Technology is an everyday necessity for many and a growing number of young people are relying on their phones and the internet each day.

But whose job is it to educate and protect young people from the risk that awaits when browsing the web?

Educating young people about online safety and protecting them from cyber bullying and grooming is vital with growing concerns of the risks of the internet.

Schools are at the centre of a debate as to whether they are doing enough when it comes to your child's safety when using the internet.

Many believe better knowledge and understanding of e-safety for young children should start in schools.

However, many teachers don't feel confident in teaching online safety, despite 73% having concerns of online risks such as sexting, grooming and cyber bullying are on the rise.

Overwhelmingly, 70% of secondary school teachers revealed they had encountered cyber bullying or trolling among pupils they've taught, according to a Point2Point survey.

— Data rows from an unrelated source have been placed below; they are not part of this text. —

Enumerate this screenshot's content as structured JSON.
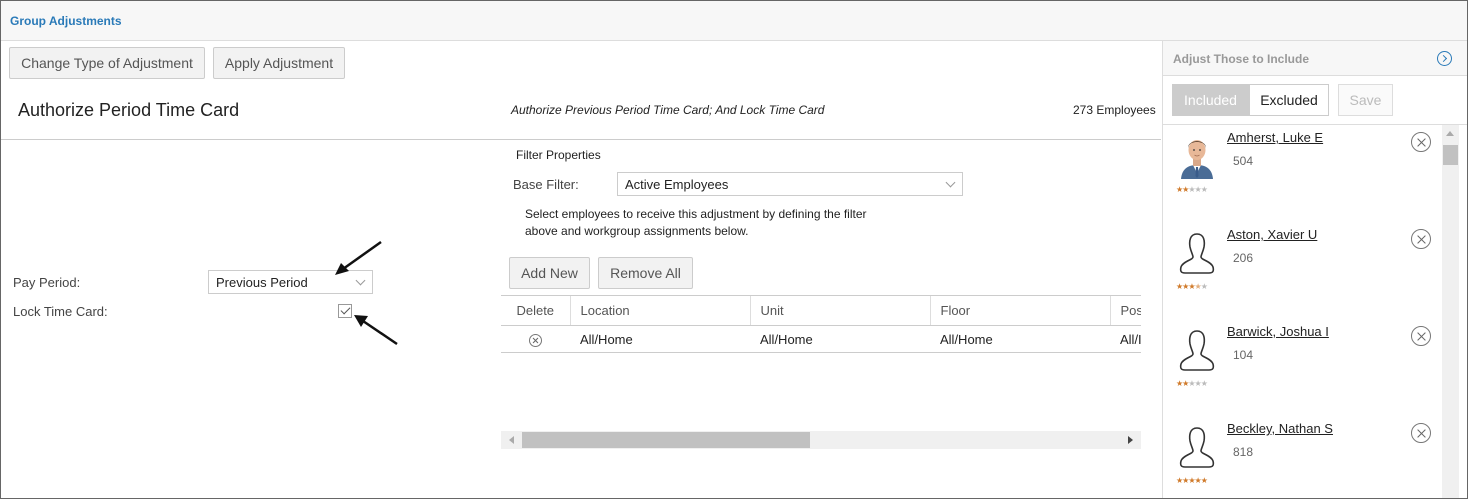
{
  "header": {
    "title": "Group Adjustments"
  },
  "toolbar": {
    "change_type": "Change Type of Adjustment",
    "apply": "Apply Adjustment"
  },
  "page": {
    "title": "Authorize Period Time Card",
    "description": "Authorize Previous Period Time Card; And Lock Time Card",
    "employee_count": "273 Employees"
  },
  "form": {
    "pay_period_label": "Pay Period:",
    "pay_period_value": "Previous Period",
    "lock_label": "Lock Time Card:",
    "lock_checked": true
  },
  "filter": {
    "title": "Filter Properties",
    "base_filter_label": "Base Filter:",
    "base_filter_value": "Active Employees",
    "help_text": "Select employees to receive this adjustment by defining the filter above and workgroup assignments below.",
    "add_new": "Add New",
    "remove_all": "Remove All"
  },
  "grid": {
    "columns": [
      "Delete",
      "Location",
      "Unit",
      "Floor",
      "Pos"
    ],
    "rows": [
      {
        "location": "All/Home",
        "unit": "All/Home",
        "floor": "All/Home",
        "pos": "All/I"
      }
    ]
  },
  "side": {
    "title": "Adjust Those to Include",
    "included": "Included",
    "excluded": "Excluded",
    "save": "Save",
    "active_tab": "Included",
    "employees": [
      {
        "name": "Amherst, Luke E",
        "number": "504",
        "rating": 2,
        "photo": true
      },
      {
        "name": "Aston, Xavier U",
        "number": "206",
        "rating": 3.5,
        "photo": false
      },
      {
        "name": "Barwick, Joshua I",
        "number": "104",
        "rating": 2,
        "photo": false
      },
      {
        "name": "Beckley, Nathan S",
        "number": "818",
        "rating": 5,
        "photo": false
      }
    ]
  },
  "colors": {
    "accent": "#2a7ab8",
    "star": "#d07a2a"
  }
}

Teachers have admitted to being in the 'dark' when it comes to what pupils are doing on their smartphones in school. 43% of teachers surveyed said they don't understand the digital content and apps that pupils are accessing on their personal devices whilst in school.

Point2Protect have launched a new e-safety service for schools with support from the UK Safer Internet Centre, to help schools manage these online threats. The service is more advanced than typical "stop and block" e-safety tools. For the first time schools can understand how pupils are using the internet on all the devices they carry.

Child Internet Safety Expert, Professor Andy Phippen, said: "This research suggests that schools may not be doing enough to protect pupils from the dangers of the digital world. Further training, technology and resources are needed to support teachers as more and more students carry powerful tablets and smartphones into school.

"Equally, it is important that we teach pupils about the safe use of the internet, rather than simply banning technology in schools, which, while perhaps seeming like an easy option, is actually preventing the fantastic opportunities mobile tech provides for both formal and informal learning."

Ian Skeels, Director of Point2Protect, explained: "For too long there's been confusion between government, schools, and parents over whose responsibility it is to protect young people from harmful online content, both within the classroom and beyond. Our service provides the transparent oversight schools need to identify potential issues and start a positive, open dialogue between teachers and pupils about appropriate online behaviour."


by for www.femalefirst.co.uk